» Exercise materials
/---

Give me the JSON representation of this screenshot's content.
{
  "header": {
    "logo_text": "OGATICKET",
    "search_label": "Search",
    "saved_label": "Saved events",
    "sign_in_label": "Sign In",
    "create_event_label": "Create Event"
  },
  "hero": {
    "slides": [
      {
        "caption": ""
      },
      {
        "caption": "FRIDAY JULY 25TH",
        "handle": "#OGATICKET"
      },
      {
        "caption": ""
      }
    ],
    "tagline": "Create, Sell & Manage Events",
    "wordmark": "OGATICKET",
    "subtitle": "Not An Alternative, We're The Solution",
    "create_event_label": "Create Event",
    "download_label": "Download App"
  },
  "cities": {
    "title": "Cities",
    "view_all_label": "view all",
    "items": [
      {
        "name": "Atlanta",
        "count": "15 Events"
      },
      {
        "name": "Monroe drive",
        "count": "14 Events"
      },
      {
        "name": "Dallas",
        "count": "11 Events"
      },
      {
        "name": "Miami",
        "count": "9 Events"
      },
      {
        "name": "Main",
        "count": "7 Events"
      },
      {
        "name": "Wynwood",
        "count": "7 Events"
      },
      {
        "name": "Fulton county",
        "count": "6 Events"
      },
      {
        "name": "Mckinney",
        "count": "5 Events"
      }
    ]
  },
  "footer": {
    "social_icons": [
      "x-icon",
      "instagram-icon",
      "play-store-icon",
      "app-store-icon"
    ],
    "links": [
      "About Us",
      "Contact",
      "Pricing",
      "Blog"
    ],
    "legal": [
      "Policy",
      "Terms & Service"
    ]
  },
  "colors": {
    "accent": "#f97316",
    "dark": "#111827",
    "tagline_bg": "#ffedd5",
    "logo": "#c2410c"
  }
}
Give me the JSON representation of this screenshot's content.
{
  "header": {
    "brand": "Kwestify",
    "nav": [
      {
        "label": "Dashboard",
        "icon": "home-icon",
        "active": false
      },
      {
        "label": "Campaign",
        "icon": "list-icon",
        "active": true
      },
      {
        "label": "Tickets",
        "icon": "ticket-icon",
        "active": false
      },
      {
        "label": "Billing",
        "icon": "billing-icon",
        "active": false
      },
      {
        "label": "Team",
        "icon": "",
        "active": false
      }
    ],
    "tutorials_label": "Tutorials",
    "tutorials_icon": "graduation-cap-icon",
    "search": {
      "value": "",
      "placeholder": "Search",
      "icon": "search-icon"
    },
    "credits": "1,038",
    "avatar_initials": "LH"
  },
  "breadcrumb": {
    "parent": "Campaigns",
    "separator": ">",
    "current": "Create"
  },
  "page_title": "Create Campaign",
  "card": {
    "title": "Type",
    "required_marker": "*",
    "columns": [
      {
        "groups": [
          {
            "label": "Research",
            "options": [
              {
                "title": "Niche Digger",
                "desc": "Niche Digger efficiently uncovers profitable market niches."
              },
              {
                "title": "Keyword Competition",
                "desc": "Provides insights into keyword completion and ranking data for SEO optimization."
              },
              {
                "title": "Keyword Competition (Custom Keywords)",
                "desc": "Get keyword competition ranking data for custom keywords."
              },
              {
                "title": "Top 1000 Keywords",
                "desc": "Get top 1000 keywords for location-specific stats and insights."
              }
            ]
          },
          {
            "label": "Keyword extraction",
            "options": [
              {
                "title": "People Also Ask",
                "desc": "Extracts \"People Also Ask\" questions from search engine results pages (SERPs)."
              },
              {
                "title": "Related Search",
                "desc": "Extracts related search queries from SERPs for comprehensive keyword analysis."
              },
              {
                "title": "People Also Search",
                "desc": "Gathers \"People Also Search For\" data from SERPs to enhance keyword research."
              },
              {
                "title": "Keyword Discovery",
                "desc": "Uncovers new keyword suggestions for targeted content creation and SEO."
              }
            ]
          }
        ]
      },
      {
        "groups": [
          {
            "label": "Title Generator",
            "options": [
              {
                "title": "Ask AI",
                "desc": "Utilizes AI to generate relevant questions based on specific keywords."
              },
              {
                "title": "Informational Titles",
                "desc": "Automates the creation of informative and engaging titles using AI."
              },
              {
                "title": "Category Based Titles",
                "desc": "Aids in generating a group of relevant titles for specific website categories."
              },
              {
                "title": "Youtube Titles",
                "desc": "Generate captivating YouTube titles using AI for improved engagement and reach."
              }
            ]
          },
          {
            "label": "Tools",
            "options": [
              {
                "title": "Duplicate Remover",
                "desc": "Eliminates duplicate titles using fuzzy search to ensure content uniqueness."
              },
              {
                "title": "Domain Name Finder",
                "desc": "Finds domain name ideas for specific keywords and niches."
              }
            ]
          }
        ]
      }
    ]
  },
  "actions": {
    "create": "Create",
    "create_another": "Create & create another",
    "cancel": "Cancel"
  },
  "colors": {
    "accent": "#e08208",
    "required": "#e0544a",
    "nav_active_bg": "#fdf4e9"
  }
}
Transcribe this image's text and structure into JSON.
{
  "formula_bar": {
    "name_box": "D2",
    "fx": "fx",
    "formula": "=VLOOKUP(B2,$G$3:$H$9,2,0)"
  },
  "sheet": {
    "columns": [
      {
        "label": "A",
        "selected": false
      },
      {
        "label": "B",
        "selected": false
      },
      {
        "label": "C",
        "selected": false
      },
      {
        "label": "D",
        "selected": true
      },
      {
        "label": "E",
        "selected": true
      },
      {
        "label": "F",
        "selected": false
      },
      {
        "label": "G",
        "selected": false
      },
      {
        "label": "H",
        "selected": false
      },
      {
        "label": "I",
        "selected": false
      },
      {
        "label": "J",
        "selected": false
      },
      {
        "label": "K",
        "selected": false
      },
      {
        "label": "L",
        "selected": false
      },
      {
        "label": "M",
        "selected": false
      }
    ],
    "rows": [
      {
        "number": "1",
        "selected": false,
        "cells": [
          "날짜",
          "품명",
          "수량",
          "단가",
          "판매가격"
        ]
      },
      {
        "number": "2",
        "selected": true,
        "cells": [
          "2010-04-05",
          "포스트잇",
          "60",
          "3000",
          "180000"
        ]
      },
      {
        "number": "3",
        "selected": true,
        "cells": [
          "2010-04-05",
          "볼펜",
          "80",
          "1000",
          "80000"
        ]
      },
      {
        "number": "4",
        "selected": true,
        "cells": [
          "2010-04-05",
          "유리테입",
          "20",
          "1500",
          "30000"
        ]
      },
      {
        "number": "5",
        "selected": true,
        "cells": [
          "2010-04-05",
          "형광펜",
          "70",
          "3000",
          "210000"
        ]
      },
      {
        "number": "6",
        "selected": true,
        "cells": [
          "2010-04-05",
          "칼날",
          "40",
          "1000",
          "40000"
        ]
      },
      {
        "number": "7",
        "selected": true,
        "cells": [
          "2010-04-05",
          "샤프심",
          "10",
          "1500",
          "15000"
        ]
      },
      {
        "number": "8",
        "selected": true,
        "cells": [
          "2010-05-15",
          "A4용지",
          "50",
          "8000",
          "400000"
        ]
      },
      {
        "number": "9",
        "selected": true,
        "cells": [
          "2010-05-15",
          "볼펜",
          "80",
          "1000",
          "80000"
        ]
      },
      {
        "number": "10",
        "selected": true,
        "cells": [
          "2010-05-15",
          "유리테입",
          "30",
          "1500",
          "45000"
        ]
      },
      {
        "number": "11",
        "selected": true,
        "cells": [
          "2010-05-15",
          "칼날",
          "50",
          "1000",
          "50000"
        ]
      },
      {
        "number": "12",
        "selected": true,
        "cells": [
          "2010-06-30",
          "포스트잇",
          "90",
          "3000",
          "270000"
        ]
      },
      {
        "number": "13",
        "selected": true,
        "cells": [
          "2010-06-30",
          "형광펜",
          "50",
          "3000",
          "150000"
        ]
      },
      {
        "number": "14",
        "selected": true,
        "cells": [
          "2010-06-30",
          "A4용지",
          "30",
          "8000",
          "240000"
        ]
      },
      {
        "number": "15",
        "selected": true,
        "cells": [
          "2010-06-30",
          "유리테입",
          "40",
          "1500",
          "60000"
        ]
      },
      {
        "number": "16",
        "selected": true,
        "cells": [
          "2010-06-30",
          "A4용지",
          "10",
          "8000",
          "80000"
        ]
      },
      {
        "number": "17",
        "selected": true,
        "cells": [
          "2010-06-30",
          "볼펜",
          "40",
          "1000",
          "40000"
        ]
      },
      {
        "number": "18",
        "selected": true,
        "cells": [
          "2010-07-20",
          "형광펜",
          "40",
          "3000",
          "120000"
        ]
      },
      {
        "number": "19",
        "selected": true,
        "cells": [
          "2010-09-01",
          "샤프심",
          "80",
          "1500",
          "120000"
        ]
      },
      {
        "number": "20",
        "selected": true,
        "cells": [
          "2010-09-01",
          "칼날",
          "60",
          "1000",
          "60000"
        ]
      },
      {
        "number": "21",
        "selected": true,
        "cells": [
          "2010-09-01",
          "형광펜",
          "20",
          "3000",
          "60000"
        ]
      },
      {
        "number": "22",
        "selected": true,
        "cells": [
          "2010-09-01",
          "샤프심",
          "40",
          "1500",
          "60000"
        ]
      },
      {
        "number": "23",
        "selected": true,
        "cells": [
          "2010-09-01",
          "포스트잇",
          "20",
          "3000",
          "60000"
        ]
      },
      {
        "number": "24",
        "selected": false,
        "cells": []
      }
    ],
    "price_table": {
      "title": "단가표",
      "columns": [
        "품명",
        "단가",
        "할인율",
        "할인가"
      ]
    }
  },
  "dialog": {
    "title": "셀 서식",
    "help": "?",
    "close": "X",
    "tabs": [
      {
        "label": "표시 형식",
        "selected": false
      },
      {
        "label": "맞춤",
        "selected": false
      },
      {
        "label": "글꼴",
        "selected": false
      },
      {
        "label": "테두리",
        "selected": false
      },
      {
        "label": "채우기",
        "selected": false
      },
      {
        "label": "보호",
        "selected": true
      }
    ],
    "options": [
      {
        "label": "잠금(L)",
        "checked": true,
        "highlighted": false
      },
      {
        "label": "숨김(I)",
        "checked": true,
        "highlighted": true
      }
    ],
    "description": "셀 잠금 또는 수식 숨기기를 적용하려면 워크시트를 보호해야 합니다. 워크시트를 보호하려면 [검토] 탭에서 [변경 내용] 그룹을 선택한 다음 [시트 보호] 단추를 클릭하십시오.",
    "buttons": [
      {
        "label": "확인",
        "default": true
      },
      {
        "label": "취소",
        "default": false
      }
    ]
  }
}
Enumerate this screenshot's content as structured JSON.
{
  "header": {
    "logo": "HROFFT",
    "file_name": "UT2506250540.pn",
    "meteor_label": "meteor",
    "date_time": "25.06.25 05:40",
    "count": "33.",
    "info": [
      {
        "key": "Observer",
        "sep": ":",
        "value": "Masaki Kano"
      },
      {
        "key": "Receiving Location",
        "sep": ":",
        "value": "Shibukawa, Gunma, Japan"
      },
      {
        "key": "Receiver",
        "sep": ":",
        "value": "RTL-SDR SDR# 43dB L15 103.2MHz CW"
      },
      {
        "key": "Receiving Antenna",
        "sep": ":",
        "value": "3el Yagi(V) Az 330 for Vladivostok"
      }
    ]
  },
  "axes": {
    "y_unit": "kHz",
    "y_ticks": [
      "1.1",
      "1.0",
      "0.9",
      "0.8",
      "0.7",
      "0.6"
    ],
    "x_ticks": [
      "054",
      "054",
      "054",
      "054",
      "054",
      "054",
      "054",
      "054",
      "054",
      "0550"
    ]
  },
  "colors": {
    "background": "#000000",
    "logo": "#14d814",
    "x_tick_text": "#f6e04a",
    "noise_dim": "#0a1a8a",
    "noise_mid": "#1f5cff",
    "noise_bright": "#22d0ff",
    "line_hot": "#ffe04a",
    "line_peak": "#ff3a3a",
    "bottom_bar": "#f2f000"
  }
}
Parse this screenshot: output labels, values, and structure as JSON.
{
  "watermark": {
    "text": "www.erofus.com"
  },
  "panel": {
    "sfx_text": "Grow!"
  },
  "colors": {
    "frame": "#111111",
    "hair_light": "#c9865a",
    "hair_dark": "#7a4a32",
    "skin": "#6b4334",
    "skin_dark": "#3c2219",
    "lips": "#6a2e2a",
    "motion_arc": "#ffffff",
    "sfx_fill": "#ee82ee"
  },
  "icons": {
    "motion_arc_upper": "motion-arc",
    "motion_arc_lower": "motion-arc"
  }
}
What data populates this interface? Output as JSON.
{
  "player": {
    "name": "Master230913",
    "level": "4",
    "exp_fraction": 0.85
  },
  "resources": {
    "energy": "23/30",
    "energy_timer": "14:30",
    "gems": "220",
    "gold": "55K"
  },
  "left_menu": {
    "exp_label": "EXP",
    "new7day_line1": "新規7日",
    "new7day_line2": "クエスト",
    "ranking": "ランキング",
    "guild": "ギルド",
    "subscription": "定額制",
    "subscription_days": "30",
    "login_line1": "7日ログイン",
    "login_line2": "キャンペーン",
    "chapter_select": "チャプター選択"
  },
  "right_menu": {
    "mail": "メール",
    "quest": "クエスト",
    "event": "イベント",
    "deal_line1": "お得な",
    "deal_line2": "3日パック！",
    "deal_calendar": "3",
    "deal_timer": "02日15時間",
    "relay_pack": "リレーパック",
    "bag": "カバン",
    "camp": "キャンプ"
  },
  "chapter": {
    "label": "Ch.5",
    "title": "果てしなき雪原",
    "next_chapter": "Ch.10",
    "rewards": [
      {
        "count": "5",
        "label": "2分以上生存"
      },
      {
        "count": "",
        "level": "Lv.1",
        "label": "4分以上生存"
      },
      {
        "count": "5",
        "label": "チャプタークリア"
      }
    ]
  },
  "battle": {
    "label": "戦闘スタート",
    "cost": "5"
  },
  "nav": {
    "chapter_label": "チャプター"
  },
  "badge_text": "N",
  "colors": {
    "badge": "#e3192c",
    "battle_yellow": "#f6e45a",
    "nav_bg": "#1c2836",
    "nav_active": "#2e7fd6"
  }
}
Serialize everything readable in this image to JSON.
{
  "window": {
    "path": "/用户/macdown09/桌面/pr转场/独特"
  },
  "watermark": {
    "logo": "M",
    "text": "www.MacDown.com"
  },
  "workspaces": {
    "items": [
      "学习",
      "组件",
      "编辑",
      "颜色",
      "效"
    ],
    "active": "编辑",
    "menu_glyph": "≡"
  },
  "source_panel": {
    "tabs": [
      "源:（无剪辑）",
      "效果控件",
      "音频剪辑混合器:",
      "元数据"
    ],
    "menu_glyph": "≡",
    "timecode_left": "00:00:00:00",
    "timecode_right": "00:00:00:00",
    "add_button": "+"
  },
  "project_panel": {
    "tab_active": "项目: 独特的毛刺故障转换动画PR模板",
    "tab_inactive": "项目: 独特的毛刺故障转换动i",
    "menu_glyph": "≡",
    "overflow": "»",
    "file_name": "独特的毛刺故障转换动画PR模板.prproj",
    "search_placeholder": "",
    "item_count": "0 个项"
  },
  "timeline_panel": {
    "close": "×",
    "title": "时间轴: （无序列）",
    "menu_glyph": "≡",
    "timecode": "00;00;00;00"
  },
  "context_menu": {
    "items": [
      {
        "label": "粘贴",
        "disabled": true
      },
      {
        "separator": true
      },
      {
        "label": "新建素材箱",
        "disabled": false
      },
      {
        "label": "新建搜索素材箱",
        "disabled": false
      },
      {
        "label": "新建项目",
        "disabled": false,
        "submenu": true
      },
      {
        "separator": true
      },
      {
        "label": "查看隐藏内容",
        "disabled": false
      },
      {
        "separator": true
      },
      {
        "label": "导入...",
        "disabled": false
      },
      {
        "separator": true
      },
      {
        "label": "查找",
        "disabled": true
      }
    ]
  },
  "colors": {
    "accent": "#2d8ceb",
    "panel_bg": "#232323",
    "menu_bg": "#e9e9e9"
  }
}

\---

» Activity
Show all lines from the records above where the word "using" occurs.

» Solution
                "desc": "Automates the creation of informative and engaging titles using AI."
                "desc": "Generate captivating YouTube titles using AI for improved engagement and reach."
                "desc": "Eliminates duplicate titles using fuzzy search to ensure content uniqueness."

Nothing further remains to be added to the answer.